So, should Jackson quit on the season and look to improve New York's position in what is believed to be a guard-heavy draft?
Players are publicly and privately steeling themselves for that scenario. Rose has wondered aloud several times if he'll be dealt because he's on an expiring contract and could help a team looking for backcourt depth.
"I like being here but [you] never know what could happen," Rose said Wednesday. "My job is to come in and play as hard as I can."
Multiple teams view Rose as a potential trade target, according to league sources.
It would be surprising if the Knicks didn't get calls about Rose as the deadline approaches. He has struggled on defense and hasn't distributed the ball well, but he has shown that he's again one of the best lane penetrators in the NBA.
Rose isn't the only Knick whose name will be bandied about in the next seven days. There's also the well-documented Carmelo Anthony situation.
Anthony said Wednesday that he expects to be back with the Knicks after the trade deadline. But what Anthony didn't say might be more significant. He didn't say that he has told the Knicks he won't waive his no-trade clause.
Of course, why would he limit his options at this point? One team that had been talking to the Knicks about Anthony earlier this month expected New York to discuss potential offers for Anthony up until the deadline, to see what kind of package it could command.

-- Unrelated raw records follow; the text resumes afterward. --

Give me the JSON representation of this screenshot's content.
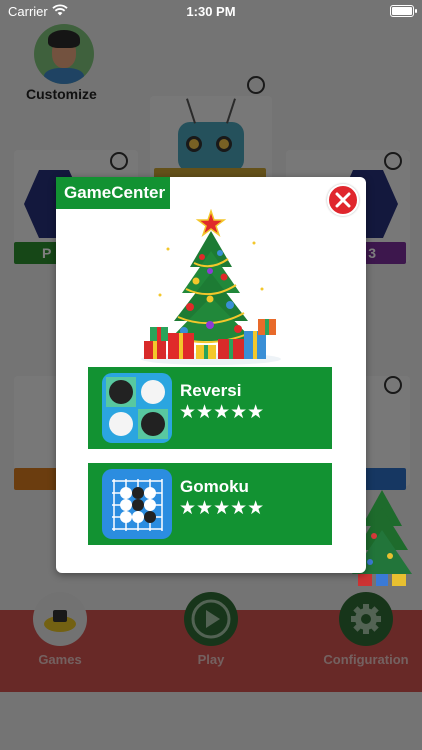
{
  "status_bar": {
    "carrier": "Carrier",
    "time": "1:30 PM",
    "wifi_icon": "wifi-icon",
    "battery_icon": "battery-icon"
  },
  "background": {
    "customize_label": "Customize",
    "tile_left_fragment": "P",
    "tile_right_fragment": "3",
    "nav": {
      "games_label": "Games",
      "play_label": "Play",
      "configuration_label": "Configuration"
    }
  },
  "modal": {
    "title": "GameCenter",
    "close_icon": "close-icon",
    "games": [
      {
        "name": "Reversi",
        "rating": "★★★★★",
        "icon": "reversi-board-icon"
      },
      {
        "name": "Gomoku",
        "rating": "★★★★★",
        "icon": "gomoku-board-icon"
      }
    ]
  },
  "colors": {
    "accent_green": "#129232",
    "close_red": "#e0262d",
    "nav_bar_red": "#d0524f"
  }
}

If that unfolds, maybe there will be deal on the table -- with the Clippers, perhaps? -- that would entice both the Knicks and Anthony before next Thursday's deadline.
Some in the organization believe that Anthony won't want to give Jackson the satisfaction of running him out of town. Anthony on Wednesday didn't sound like a player who was ready to leave. He talked about wanting to recruit free agents to New York when asked about the subject; he also acknowledged that he still holds out hope of one day playing with the Clippers' Chris Paul and the Bulls' Dwyane Wade. "A dream," Anthony called it.
And while he doesn't expect to leave New York, Anthony knows better than to assume anything when it comes to the days leading up to the trade deadline.
"I've seen a lot of things happen in this league over the years," he said. "... Obviously we know what can happen over the next week or two. But we'll see when that time comes."
That time is here for Knicks management. Jackson needs to decide whether he wants to continue to push for the playoffs or pull the plug on what feels like another lost season in New York.